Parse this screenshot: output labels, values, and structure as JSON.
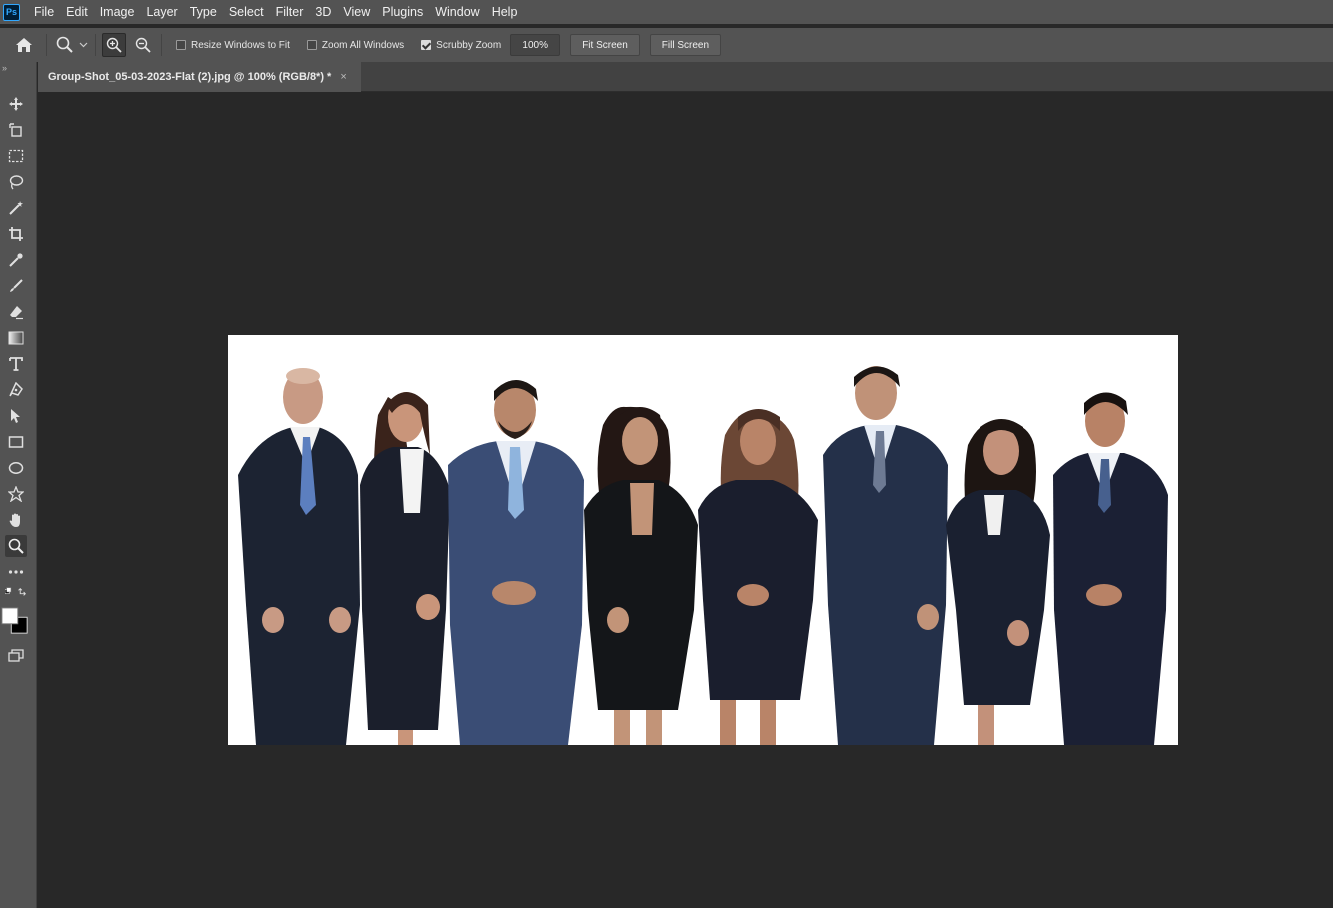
{
  "app": {
    "logo": "Ps"
  },
  "menu": [
    "File",
    "Edit",
    "Image",
    "Layer",
    "Type",
    "Select",
    "Filter",
    "3D",
    "View",
    "Plugins",
    "Window",
    "Help"
  ],
  "options": {
    "resize_windows": "Resize Windows to Fit",
    "zoom_all": "Zoom All Windows",
    "scrubby_zoom": "Scrubby Zoom",
    "zoom_value": "100%",
    "fit_screen": "Fit Screen",
    "fill_screen": "Fill Screen"
  },
  "toolbar": {
    "grip": "»"
  },
  "document": {
    "tab_title": "Group-Shot_05-03-2023-Flat (2).jpg @ 100% (RGB/8*) *",
    "close_glyph": "×"
  },
  "colors": {
    "ui_panel": "#535353",
    "canvas_bg": "#282828",
    "image_bg": "#ffffff",
    "suit_navy": "#1b2233",
    "suit_blue": "#3a4d75"
  }
}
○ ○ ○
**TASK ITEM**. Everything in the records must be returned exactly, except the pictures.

**RESPONSE AREA**.
Parse this screenshot: output labels, values, and structure as JSON.
{
  "app": {
    "logo": "Ps"
  },
  "menu": [
    "File",
    "Edit",
    "Image",
    "Layer",
    "Type",
    "Select",
    "Filter",
    "3D",
    "View",
    "Plugins",
    "Window",
    "Help"
  ],
  "options": {
    "resize_windows": "Resize Windows to Fit",
    "zoom_all": "Zoom All Windows",
    "scrubby_zoom": "Scrubby Zoom",
    "zoom_value": "100%",
    "fit_screen": "Fit Screen",
    "fill_screen": "Fill Screen"
  },
  "toolbar": {
    "grip": "»"
  },
  "document": {
    "tab_title": "Group-Shot_05-03-2023-Flat (2).jpg @ 100% (RGB/8*) *",
    "close_glyph": "×"
  },
  "colors": {
    "ui_panel": "#535353",
    "canvas_bg": "#282828",
    "image_bg": "#ffffff",
    "suit_navy": "#1b2233",
    "suit_blue": "#3a4d75"
  }
}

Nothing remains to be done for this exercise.